According to a report by Statistics Canada in 2008, just over one-third of all marriages in Canada ended in divorce, with 71,269 finalized in 2005 alone.
Divorce is about many things: the loss of love and trust in a partner, shattered dreams and plans, raising children and making adjustments to lifestyles – and yes, money.
Faced with so much emotional turmoil, it’s no wonder clients going through this process need help with the financial consequences of divorce. But if both parties are clients of a particular financial advisor, that professional needs to be mindful of the conflict of interest advising both the husband and wife can present for him or her.
The solution is to send the couple to a financial divorce professional, who helps the couple through the separation and divorce process, and then hands the clients back to their financial advisor.
The role of a financial divorce professional is to assist the separating couple and their lawyers by conducting a comprehensive assessment of the divorcing couple’s financial affairs, including assets, debts, cash flow and insurance.
As part of the divorce team, a financial divorce professional provides support for the lawyer and client or becomes a member of the collaborative team.
Specifically, he or she performs the following tasks:
Divorcing clients need all the help they can get to get through the painful process of separation.
The best possible solution includes a sound understanding of their financial affairs. They need insight into the pros and cons of different settlement proposals to ensure fair and realistic settlements for the family.
In this regard, the financial divorce professional can provide valuable insight and can help the separating couple and their lawyers avoid the common financial pitfalls of divorce.
When working as part of a collaborative team, it’s essential to establish proper protocol to maintain the highest level of professional respect and communication between all professionals and clients. Typically, collaborative lawyers will engage a financial divorce professional after an initial meeting with their clients.
At first, clients may not be receptive to an additional professional; they may view this as an added expense to an already expensive process.
We recently experienced this type of uncertainty from clients who hired us based on their lawyer’s recommendation. In this particular case, we added value at several points in the settlement process.
First, we were able to assist the clients by showing them how the wife could draw funds from her RRSP under the Lifelong Learning Plan to assist in her education upgrading.
We also helped each of the parties understand how much they could afford as a mortgage and ultimately, what price range they should be looking at in houses.
And at one point, when the couple was stuck on the value of a dining room suite when completing the Net Family Property statement, we helped them understand the actual cost of arguing over the value of furniture versus what their estimated value of the suite was.

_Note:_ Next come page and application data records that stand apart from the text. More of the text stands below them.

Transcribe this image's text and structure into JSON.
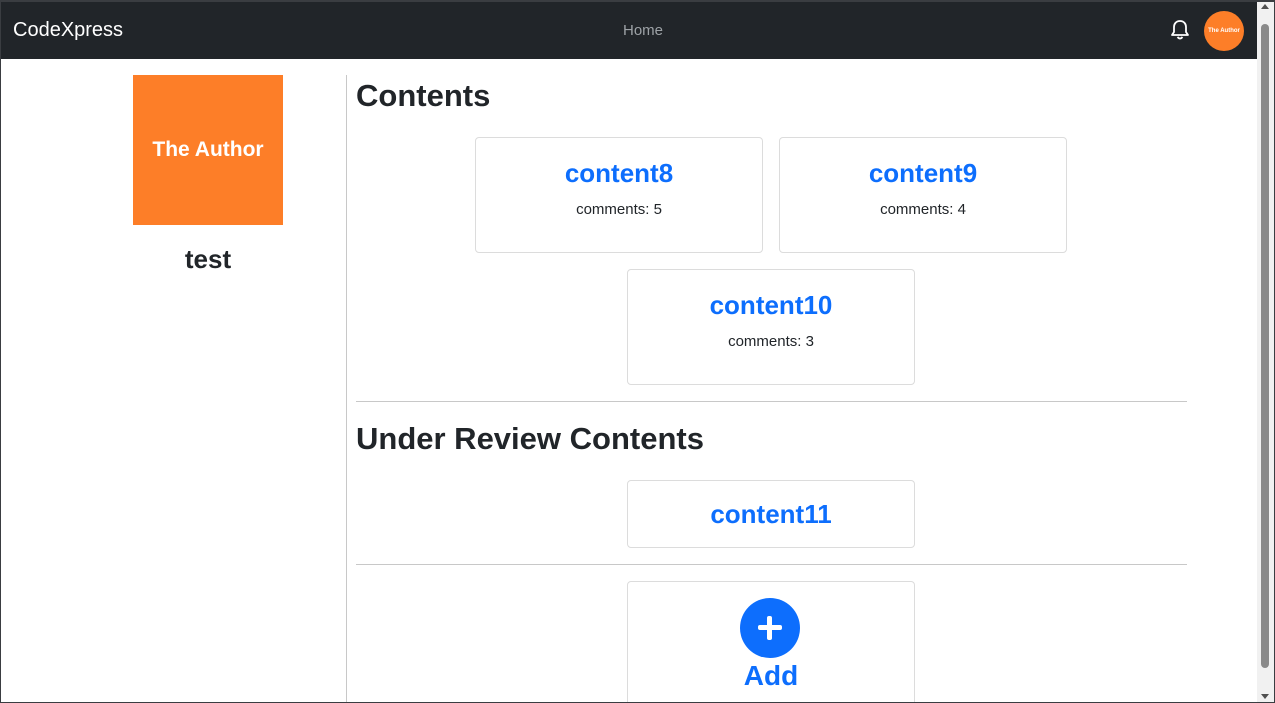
{
  "navbar": {
    "brand": "CodeXpress",
    "home_label": "Home",
    "avatar_text": "The Author"
  },
  "profile": {
    "picture_text": "The Author",
    "name": "test"
  },
  "contents": {
    "title": "Contents",
    "items": [
      {
        "title": "content8",
        "comments": "comments: 5"
      },
      {
        "title": "content9",
        "comments": "comments: 4"
      },
      {
        "title": "content10",
        "comments": "comments: 3"
      }
    ]
  },
  "under_review": {
    "title": "Under Review Contents",
    "items": [
      {
        "title": "content11"
      }
    ]
  },
  "add": {
    "label": "Add"
  },
  "colors": {
    "navbar_bg": "#212529",
    "accent": "#0d6efd",
    "author_orange": "#fd7e28"
  },
  "icons": [
    "bell-icon",
    "plus-icon"
  ]
}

In other words, pick your battles. Once they saw it in this light, they were able to agree on a price. In some cases, it’s not that simple and we have to call on an expert such as a Real Estate appraiser to provide an opinion on the value of a cottage, etc.
When the settlement was reached in this case, the clients commented on the value a financial divorce professional added not only with respect to financial expertise, but also in bringing a neutral voice to the meetings.

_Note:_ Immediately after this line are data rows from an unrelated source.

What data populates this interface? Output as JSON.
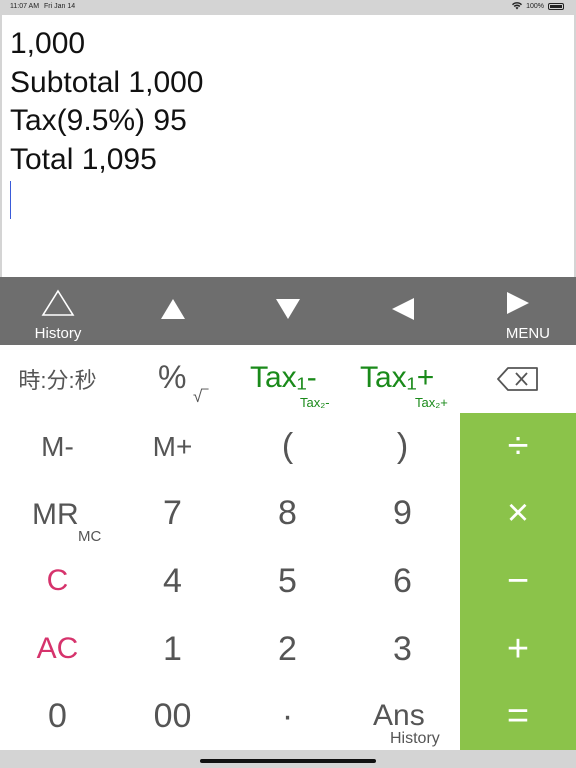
{
  "status_bar": {
    "time": "11:07 AM",
    "date": "Fri Jan 14",
    "battery": "100%"
  },
  "display": {
    "lines": [
      "1,000",
      "Subtotal 1,000",
      "Tax(9.5%) 95",
      "Total 1,095"
    ]
  },
  "toolbar": {
    "history_label": "History",
    "menu_label": "MENU"
  },
  "keys": {
    "time": "時:分:秒",
    "percent": "%",
    "root": "√‾",
    "tax1_minus": "Tax₁-",
    "tax2_minus": "Tax₂-",
    "tax1_plus": "Tax₁+",
    "tax2_plus": "Tax₂+",
    "m_minus": "M-",
    "m_plus": "M+",
    "paren_open": "(",
    "paren_close": ")",
    "mr": "MR",
    "mc": "MC",
    "seven": "7",
    "eight": "8",
    "nine": "9",
    "c": "C",
    "four": "4",
    "five": "5",
    "six": "6",
    "ac": "AC",
    "one": "1",
    "two": "2",
    "three": "3",
    "zero": "0",
    "double_zero": "00",
    "dot": "·",
    "ans": "Ans",
    "ans_history": "History",
    "divide": "÷",
    "multiply": "×",
    "minus": "−",
    "plus": "+",
    "equals": "="
  },
  "colors": {
    "ops_bg": "#8bc34a",
    "tax": "#1a8a1a",
    "clear": "#d6336c",
    "toolbar": "#6e6e6e"
  }
}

They felt we had worked for both of them and had provided powerful information in an understandable manner so they could make informed decisions. The lawyers echoed their comments.
A common scenario with clients who are separating is where one spouse would like to keep the family home and the other his or her pension. We had a collaborative case like this recently where the couple separating had been married for over 15 years.
When their first child was born, the couple had made a family decision: The husband would work part-time so he could be home more with the children, while the wife would carry on with her career in a large corporation.
In the separation process, the husband wanted to keep the family home because of the children and the wife wanted to keep her pension. Based on the net property statement (this takes into consideration the value of all the assets minus liabilities including taxes), this scenario saw the husband owing the wife an equalization payment.
When we sat down with the couple to review the outcome of this scenario, they were both somewhat shocked. The husband had no idea that according to the numbers, he would have to make an equalization payment to his wife; he thought the value of her pension would far outweigh the value of the house.
We also showed them what each of their financial lives would look like in the short term and 25 years down the road, based on this scenario. As it was, the wife would be fine: indeed, she would have
sufficient cash flow and a substantial net worth.
The husband, on the other hand, would be destitute at age 67, would have to sell the house and make major adjustments to his lifestyle. Our report brought on a major shift in the negotiations toward a divorce settlement: The wife didn’t want to see the father of her children destitute and asked us to run another scenario, removing the equalization payment and reducing the duration for spousal support.
At this point, the couple really started to negotiate for the best possible outcome for their family as a whole. A few more meetings and scenarios later, a settlement was reached.
In the end, the couple’s lawyers had offered them support and sound legal advice while we, as financial divorce professionals provided them with an equally valuable kind of support—our neutral and unbiased analysis of their financial situation.